== PROBLEM DETAILS ==
Find every line below that contains the word "chevron" and copy it out.

== ENTRIES PROVIDED ==

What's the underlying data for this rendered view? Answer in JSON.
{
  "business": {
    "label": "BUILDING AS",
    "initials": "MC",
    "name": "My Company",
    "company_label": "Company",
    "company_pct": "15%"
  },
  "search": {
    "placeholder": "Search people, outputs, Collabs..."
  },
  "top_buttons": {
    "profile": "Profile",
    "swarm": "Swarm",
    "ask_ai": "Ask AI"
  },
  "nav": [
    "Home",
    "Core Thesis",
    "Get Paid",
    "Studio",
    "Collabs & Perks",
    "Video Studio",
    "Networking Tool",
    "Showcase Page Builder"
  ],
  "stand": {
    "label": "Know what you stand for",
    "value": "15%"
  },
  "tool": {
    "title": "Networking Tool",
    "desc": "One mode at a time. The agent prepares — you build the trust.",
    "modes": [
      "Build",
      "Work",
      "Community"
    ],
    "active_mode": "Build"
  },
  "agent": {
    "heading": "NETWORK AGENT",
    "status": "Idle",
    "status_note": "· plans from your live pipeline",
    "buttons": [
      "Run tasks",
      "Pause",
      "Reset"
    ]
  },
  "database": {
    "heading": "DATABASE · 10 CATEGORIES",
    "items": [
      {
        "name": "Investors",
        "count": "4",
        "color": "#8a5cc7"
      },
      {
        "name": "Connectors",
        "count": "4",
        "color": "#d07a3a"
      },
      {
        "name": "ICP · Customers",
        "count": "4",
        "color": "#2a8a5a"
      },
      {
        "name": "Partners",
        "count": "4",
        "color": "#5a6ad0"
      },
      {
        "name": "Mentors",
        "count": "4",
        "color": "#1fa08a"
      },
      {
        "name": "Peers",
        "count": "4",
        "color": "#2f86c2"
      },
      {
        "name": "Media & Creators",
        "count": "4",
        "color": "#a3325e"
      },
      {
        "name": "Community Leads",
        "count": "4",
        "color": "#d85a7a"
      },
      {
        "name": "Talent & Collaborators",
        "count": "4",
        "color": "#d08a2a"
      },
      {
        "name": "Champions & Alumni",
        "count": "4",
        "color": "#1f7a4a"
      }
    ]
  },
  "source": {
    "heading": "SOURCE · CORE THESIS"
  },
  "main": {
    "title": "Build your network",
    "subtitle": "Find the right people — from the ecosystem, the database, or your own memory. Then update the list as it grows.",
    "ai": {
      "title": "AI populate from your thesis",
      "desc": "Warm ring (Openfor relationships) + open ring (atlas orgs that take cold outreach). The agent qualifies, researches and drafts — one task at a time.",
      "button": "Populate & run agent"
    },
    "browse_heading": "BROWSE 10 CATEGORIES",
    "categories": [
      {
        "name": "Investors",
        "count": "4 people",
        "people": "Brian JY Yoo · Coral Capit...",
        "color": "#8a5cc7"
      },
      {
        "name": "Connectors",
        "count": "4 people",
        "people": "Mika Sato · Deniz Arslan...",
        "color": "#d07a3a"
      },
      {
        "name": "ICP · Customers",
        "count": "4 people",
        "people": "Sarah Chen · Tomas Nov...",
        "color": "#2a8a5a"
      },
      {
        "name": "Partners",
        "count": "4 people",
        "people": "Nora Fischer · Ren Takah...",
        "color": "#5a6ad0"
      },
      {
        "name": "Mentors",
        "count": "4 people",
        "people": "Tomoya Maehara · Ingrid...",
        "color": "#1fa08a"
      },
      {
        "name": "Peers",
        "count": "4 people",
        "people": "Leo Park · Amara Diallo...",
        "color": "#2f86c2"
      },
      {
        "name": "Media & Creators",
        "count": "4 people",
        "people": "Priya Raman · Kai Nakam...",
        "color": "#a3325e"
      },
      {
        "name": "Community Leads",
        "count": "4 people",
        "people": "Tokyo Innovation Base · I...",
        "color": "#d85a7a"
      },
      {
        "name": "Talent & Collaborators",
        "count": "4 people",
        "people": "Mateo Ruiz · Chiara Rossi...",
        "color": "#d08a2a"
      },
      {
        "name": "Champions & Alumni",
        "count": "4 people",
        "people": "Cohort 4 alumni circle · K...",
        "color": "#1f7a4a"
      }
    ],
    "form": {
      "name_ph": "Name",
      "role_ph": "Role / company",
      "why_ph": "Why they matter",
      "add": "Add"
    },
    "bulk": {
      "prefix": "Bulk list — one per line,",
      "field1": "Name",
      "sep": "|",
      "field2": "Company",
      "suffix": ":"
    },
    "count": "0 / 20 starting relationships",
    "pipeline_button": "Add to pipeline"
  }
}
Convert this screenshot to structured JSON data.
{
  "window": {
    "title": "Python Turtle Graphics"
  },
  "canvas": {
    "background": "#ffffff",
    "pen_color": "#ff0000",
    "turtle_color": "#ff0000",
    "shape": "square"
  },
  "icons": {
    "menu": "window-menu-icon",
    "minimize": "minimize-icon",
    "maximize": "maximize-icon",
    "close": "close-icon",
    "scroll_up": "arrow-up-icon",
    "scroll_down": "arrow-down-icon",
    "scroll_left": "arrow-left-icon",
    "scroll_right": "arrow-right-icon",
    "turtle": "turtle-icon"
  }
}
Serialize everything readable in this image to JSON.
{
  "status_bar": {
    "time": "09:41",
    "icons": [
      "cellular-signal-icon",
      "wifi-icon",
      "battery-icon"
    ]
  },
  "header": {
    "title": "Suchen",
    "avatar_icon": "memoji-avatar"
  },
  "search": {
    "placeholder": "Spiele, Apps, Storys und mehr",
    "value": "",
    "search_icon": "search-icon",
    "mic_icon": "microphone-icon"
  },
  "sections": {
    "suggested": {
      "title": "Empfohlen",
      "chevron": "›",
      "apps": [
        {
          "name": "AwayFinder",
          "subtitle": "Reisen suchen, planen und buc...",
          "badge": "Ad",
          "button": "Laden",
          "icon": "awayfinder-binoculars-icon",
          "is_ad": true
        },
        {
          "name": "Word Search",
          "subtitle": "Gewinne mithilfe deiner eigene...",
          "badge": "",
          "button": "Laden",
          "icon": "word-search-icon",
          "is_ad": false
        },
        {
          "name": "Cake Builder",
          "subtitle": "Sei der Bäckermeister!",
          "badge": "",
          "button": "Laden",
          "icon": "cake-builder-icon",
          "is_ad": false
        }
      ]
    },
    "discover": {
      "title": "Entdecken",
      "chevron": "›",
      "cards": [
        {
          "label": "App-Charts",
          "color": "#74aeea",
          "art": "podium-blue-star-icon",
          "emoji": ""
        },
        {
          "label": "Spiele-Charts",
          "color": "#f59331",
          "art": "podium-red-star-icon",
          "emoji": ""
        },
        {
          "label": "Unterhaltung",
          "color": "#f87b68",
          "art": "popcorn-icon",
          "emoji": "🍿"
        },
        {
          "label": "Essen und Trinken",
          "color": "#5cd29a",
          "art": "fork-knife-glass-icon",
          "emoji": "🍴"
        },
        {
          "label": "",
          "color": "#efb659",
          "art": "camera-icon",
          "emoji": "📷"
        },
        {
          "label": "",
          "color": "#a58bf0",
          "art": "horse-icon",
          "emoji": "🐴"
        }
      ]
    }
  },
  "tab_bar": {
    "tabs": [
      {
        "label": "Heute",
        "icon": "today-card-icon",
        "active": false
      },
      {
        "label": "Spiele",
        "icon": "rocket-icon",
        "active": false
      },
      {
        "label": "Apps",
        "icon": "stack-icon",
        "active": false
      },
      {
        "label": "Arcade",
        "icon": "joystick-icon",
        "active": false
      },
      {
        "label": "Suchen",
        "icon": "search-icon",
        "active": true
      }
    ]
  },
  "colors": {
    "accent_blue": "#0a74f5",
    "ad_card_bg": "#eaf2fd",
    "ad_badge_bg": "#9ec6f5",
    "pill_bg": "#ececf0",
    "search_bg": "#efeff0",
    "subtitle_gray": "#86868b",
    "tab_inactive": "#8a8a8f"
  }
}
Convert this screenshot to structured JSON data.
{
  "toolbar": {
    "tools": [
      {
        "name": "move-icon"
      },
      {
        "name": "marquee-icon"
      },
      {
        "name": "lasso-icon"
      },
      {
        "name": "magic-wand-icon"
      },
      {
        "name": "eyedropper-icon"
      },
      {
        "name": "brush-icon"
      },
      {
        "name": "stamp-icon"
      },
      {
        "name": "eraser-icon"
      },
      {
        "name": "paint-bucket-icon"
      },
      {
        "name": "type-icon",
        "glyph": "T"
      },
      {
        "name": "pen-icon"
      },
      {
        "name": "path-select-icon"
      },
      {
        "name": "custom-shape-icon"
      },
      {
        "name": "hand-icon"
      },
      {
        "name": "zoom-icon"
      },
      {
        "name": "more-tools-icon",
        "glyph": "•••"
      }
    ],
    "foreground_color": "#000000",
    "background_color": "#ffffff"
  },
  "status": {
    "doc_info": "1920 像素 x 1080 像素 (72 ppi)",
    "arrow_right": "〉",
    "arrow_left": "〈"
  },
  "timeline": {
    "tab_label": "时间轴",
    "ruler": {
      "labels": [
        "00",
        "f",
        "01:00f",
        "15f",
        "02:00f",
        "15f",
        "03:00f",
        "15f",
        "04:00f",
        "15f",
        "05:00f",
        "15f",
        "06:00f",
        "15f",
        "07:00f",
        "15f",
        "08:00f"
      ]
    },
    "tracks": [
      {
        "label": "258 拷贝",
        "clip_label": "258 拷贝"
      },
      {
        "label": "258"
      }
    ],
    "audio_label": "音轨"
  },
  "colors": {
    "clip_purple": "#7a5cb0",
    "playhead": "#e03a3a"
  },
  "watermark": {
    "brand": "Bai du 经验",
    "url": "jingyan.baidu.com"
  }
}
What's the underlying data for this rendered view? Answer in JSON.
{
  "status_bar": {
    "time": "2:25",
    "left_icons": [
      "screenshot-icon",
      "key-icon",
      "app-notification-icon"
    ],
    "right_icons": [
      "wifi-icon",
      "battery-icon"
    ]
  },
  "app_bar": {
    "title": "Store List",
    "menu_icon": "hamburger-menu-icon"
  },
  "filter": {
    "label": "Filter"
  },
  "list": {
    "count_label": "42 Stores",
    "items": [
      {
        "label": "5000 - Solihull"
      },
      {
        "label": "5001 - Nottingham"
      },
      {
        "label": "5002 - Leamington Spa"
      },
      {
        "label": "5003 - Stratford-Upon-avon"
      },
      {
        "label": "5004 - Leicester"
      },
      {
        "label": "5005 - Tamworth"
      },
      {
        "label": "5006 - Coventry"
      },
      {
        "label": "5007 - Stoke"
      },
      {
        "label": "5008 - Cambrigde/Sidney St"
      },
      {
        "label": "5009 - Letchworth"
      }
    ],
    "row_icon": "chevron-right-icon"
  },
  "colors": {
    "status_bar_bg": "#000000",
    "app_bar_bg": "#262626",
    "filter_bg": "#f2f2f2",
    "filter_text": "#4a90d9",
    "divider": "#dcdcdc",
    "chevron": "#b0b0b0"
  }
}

== RESPONSE TO THE TASK ==
      "chevron": "›",
      "chevron": "›",
    "row_icon": "chevron-right-icon"
    "chevron": "#b0b0b0"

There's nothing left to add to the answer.